The enterprise revenue of most incumbent telecoms operators in high-income countries fell between 2015 and 2016, despite the increasing importance of connectivity for many firms. Most operators are widening their portfolios and providing a broader range of IT services (such as security and cloud) to offset this decline, with some success so far. This article examines the financial performance of operators’ enterprise divisions in developed markets and the strategies that operators are adopting to improve results.
Telecoms operators’ enterprise revenue streams are under pressure
Figure 1: Growth of telecoms operators’ enterprise revenue, 2015–20161
The enterprise revenue of large operators in developed countries fell by an average of more than 2% in 2016 compared to 2015 (Figure 1). Financial reports for these companies point to three common causes for this decline.
- Intense price pressure. The market for basic services (such as broadband) is either already saturated or approaching saturation and strong differentiators are rare, which has led to strong price competition. European operators also face regulatory pressure to limit roaming and termination rates. Mobile ARPUs for enterprise contracts fell by an average of 4.6% year-on-year in 4Q 2016 among those operators that report this statistic. Several operators also reported large public and enterprise contract losses.
- Product bundling. Some operators are proactively migrating enterprise customers to discounted converged bundles to counter potential churn. KPN appears to have followed this approach: its number of small and medium-sized enterprise (SME) customers on fixed–mobile packages increased substantially from 58 000 in 4Q 2015 to over 300 000 in 4Q 2016. Swisscom took a similar approach, increasing the total number of SMEs on bundles by 20% over the same period. Discounted bundles can be effective at countering churn, but can impact revenue due to reduced ARPU. Swisscom’s 20% increase in bundled subscriptions was accompanied by a corresponding 8% decrease in bundle ARPU.
- Product substitution. Adoption of alternatives to traditional services (for example, unified communications solutions, such as Skype for Business, replacing traditional fixed voice minutes) is having a strong impact on operators’ traditional revenue streams, with revenue from fixed voice calls suffering the largest decline. Ofcom reported that fixed voice minutes in the UK declined by 11% from 3Q 2015 to 3Q 2016.
Operators are trying to increase revenue with advanced ICT portfolios, boosted by strategic acquisitions
Figure 2: ICT revenue as a percentage of total enterprise revenue by operator, 2015–2016
Not all operators report ICT revenue, but those that do are seeing an increase in its share of their total enterprise revenue. The services that operators categorise as ICT vary, but this segment is principally composed of services such as cloud and security, which go beyond operators’ traditional voice and data connectivity products. ICT revenue increased by an average of almost 6% between 2015 and 2016 (Figure 2). Growth in ICT revenue more than offset declines in other enterprise revenue streams for Proximus and Singtel, and growth in ICT revenue partially mitigated other operators’ losses.

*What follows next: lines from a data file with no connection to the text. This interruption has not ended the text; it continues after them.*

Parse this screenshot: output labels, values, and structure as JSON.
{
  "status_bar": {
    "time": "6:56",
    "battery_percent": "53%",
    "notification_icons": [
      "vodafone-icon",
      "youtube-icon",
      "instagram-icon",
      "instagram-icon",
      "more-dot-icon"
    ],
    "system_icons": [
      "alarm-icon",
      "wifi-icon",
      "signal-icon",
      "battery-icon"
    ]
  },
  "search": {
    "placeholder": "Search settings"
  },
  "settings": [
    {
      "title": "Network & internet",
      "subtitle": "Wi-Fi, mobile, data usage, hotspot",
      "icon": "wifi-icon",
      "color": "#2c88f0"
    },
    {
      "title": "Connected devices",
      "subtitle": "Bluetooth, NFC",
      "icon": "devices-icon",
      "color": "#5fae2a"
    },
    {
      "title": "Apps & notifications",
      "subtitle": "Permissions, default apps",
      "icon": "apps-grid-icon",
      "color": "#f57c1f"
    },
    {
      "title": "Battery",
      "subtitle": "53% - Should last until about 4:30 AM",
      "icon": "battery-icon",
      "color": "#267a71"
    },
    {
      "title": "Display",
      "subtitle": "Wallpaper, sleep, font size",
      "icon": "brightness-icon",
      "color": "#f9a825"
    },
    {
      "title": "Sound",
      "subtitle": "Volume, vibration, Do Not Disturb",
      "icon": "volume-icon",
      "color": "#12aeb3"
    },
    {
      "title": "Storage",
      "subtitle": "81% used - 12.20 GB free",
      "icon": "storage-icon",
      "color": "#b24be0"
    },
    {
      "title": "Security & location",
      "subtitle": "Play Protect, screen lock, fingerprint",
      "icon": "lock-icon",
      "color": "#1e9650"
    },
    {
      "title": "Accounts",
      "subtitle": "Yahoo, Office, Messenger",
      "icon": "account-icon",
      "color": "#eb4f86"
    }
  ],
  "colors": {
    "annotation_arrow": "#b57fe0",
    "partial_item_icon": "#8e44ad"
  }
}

Operators with robust ICT portfolios are also reporting the strongest overall enterprise revenue – AT&T, Orange, Singtel and Swisscom all performed better than the average.
Acquisitions have been key to growing ICT revenue. Singtel bought Trustwave, a cyber security company, in September 2015. Singtel’s security revenue increased 10% from 4Q 2015 to 4Q 2016 and accounted for 15% of its ICT revenue in 4Q 2016 as a result. Singtel has since expanded its security services to Japan (in conjunction with a Japanese systems integration company, TIS Inc) and launched a new data centre in Singapore (DC West) to meet increased demand. Other operators also made strategic acquisitions to bolster their ICT credentials in 2016. TDC acquired two cloud-based companies, Adactit and Cirque, to improve its Microsoft Office and Skype for Business offerings, respectively. KPN acquired DearBytes to improve its security capabilities.
Opportunities to develop new revenue streams do exist
The key factors affecting enterprise revenue in 2017 will be whether strong price competition for traditional services continues and the extent to which product substitution erodes usage of these services. Our recent survey of 1600 enterprises showed that only 21% of SMEs and 45% of large enterprises use unified communications services, which indicates that there is potential for much higher penetration. The survey also showed that 9% of SMEs and 11% of large enterprises are considering purchasing new cloud services in the next six months. Opportunities for operators to develop new revenue streams do exist, if they can successfully position themselves to win them.
1 Growth rates calculated using raw quarterly data. Results may vary depending on the accounting standards operators have used to provide comparable or organic annual figures.